Exercise aim:
Output the entries exactly.

■ ■ ■

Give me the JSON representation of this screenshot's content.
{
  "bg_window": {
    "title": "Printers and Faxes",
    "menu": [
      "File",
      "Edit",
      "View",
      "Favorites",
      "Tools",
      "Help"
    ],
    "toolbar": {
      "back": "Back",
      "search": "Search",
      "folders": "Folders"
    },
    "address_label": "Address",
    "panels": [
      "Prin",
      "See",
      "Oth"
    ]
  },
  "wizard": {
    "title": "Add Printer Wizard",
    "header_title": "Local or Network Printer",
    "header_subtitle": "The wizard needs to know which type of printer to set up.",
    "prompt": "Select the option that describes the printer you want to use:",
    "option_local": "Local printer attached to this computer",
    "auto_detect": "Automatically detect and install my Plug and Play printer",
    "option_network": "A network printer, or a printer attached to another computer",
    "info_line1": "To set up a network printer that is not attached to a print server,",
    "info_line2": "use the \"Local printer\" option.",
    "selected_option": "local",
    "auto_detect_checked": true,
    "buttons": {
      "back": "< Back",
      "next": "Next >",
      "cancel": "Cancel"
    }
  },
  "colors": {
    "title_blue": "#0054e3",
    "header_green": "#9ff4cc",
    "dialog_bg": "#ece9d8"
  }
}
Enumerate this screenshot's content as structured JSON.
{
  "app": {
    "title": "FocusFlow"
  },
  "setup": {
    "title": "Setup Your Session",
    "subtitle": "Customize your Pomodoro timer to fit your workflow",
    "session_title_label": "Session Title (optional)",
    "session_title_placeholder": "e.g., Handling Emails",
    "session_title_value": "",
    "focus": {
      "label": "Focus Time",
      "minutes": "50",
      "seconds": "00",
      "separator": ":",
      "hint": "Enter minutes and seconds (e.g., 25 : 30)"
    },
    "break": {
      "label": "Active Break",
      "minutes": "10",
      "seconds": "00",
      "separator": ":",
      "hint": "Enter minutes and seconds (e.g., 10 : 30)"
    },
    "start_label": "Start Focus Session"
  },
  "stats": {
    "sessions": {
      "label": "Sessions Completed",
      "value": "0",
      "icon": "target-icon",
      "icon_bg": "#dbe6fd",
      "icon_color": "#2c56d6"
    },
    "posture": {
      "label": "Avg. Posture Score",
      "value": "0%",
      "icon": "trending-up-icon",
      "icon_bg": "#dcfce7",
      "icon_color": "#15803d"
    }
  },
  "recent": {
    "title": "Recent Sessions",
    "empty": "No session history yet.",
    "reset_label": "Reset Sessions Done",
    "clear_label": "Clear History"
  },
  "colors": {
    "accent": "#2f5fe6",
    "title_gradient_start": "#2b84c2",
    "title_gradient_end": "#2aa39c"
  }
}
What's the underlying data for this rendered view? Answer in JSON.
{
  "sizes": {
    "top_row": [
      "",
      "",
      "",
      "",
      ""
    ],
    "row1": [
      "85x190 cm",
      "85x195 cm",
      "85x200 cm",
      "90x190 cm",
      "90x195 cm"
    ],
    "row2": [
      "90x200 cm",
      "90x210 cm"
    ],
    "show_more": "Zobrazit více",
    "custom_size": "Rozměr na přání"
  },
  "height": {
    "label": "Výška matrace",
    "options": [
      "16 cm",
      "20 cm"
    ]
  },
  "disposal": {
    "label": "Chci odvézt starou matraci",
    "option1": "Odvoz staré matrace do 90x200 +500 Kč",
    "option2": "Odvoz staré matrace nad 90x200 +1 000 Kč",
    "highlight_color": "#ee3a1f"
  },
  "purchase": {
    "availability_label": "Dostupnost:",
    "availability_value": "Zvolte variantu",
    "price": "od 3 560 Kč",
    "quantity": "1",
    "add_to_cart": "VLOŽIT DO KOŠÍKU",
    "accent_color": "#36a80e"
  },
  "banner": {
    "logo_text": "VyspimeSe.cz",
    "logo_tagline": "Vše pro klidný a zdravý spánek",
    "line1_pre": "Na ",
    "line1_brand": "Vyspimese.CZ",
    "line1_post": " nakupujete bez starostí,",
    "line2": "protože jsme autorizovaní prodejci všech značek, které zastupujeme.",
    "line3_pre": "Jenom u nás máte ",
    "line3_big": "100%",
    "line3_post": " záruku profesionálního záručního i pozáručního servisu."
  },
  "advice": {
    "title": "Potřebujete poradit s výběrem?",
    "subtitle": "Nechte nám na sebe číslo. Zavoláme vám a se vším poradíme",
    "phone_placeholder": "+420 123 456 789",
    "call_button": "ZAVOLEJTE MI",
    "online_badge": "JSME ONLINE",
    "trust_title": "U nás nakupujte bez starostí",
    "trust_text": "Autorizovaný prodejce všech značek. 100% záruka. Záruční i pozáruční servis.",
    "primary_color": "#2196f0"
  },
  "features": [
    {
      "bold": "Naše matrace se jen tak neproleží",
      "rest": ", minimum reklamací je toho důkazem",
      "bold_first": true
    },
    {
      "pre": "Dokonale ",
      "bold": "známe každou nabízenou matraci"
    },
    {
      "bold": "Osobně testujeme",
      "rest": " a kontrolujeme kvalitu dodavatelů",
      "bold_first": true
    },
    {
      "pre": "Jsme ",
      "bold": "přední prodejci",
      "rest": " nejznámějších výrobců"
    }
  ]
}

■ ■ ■

Answer to this exercise:
Give me the JSON representation of this screenshot's content.
{
  "bg_window": {
    "title": "Printers and Faxes",
    "menu": [
      "File",
      "Edit",
      "View",
      "Favorites",
      "Tools",
      "Help"
    ],
    "toolbar": {
      "back": "Back",
      "search": "Search",
      "folders": "Folders"
    },
    "address_label": "Address",
    "panels": [
      "Prin",
      "See",
      "Oth"
    ]
  },
  "wizard": {
    "title": "Add Printer Wizard",
    "header_title": "Local or Network Printer",
    "header_subtitle": "The wizard needs to know which type of printer to set up.",
    "prompt": "Select the option that describes the printer you want to use:",
    "option_local": "Local printer attached to this computer",
    "auto_detect": "Automatically detect and install my Plug and Play printer",
    "option_network": "A network printer, or a printer attached to another computer",
    "info_line1": "To set up a network printer that is not attached to a print server,",
    "info_line2": "use the \"Local printer\" option.",
    "selected_option": "local",
    "auto_detect_checked": true,
    "buttons": {
      "back": "< Back",
      "next": "Next >",
      "cancel": "Cancel"
    }
  },
  "colors": {
    "title_blue": "#0054e3",
    "header_green": "#9ff4cc",
    "dialog_bg": "#ece9d8"
  }
}
Enumerate this screenshot's content as structured JSON.
{
  "app": {
    "title": "FocusFlow"
  },
  "setup": {
    "title": "Setup Your Session",
    "subtitle": "Customize your Pomodoro timer to fit your workflow",
    "session_title_label": "Session Title (optional)",
    "session_title_placeholder": "e.g., Handling Emails",
    "session_title_value": "",
    "focus": {
      "label": "Focus Time",
      "minutes": "50",
      "seconds": "00",
      "separator": ":",
      "hint": "Enter minutes and seconds (e.g., 25 : 30)"
    },
    "break": {
      "label": "Active Break",
      "minutes": "10",
      "seconds": "00",
      "separator": ":",
      "hint": "Enter minutes and seconds (e.g., 10 : 30)"
    },
    "start_label": "Start Focus Session"
  },
  "stats": {
    "sessions": {
      "label": "Sessions Completed",
      "value": "0",
      "icon": "target-icon",
      "icon_bg": "#dbe6fd",
      "icon_color": "#2c56d6"
    },
    "posture": {
      "label": "Avg. Posture Score",
      "value": "0%",
      "icon": "trending-up-icon",
      "icon_bg": "#dcfce7",
      "icon_color": "#15803d"
    }
  },
  "recent": {
    "title": "Recent Sessions",
    "empty": "No session history yet.",
    "reset_label": "Reset Sessions Done",
    "clear_label": "Clear History"
  },
  "colors": {
    "accent": "#2f5fe6",
    "title_gradient_start": "#2b84c2",
    "title_gradient_end": "#2aa39c"
  }
}
What's the underlying data for this rendered view? Answer in JSON.
{
  "sizes": {
    "top_row": [
      "",
      "",
      "",
      "",
      ""
    ],
    "row1": [
      "85x190 cm",
      "85x195 cm",
      "85x200 cm",
      "90x190 cm",
      "90x195 cm"
    ],
    "row2": [
      "90x200 cm",
      "90x210 cm"
    ],
    "show_more": "Zobrazit více",
    "custom_size": "Rozměr na přání"
  },
  "height": {
    "label": "Výška matrace",
    "options": [
      "16 cm",
      "20 cm"
    ]
  },
  "disposal": {
    "label": "Chci odvézt starou matraci",
    "option1": "Odvoz staré matrace do 90x200 +500 Kč",
    "option2": "Odvoz staré matrace nad 90x200 +1 000 Kč",
    "highlight_color": "#ee3a1f"
  },
  "purchase": {
    "availability_label": "Dostupnost:",
    "availability_value": "Zvolte variantu",
    "price": "od 3 560 Kč",
    "quantity": "1",
    "add_to_cart": "VLOŽIT DO KOŠÍKU",
    "accent_color": "#36a80e"
  },
  "banner": {
    "logo_text": "VyspimeSe.cz",
    "logo_tagline": "Vše pro klidný a zdravý spánek",
    "line1_pre": "Na ",
    "line1_brand": "Vyspimese.CZ",
    "line1_post": " nakupujete bez starostí,",
    "line2": "protože jsme autorizovaní prodejci všech značek, které zastupujeme.",
    "line3_pre": "Jenom u nás máte ",
    "line3_big": "100%",
    "line3_post": " záruku profesionálního záručního i pozáručního servisu."
  },
  "advice": {
    "title": "Potřebujete poradit s výběrem?",
    "subtitle": "Nechte nám na sebe číslo. Zavoláme vám a se vším poradíme",
    "phone_placeholder": "+420 123 456 789",
    "call_button": "ZAVOLEJTE MI",
    "online_badge": "JSME ONLINE",
    "trust_title": "U nás nakupujte bez starostí",
    "trust_text": "Autorizovaný prodejce všech značek. 100% záruka. Záruční i pozáruční servis.",
    "primary_color": "#2196f0"
  },
  "features": [
    {
      "bold": "Naše matrace se jen tak neproleží",
      "rest": ", minimum reklamací je toho důkazem",
      "bold_first": true
    },
    {
      "pre": "Dokonale ",
      "bold": "známe každou nabízenou matraci"
    },
    {
      "bold": "Osobně testujeme",
      "rest": " a kontrolujeme kvalitu dodavatelů",
      "bold_first": true
    },
    {
      "pre": "Jsme ",
      "bold": "přední prodejci",
      "rest": " nejznámějších výrobců"
    }
  ]
}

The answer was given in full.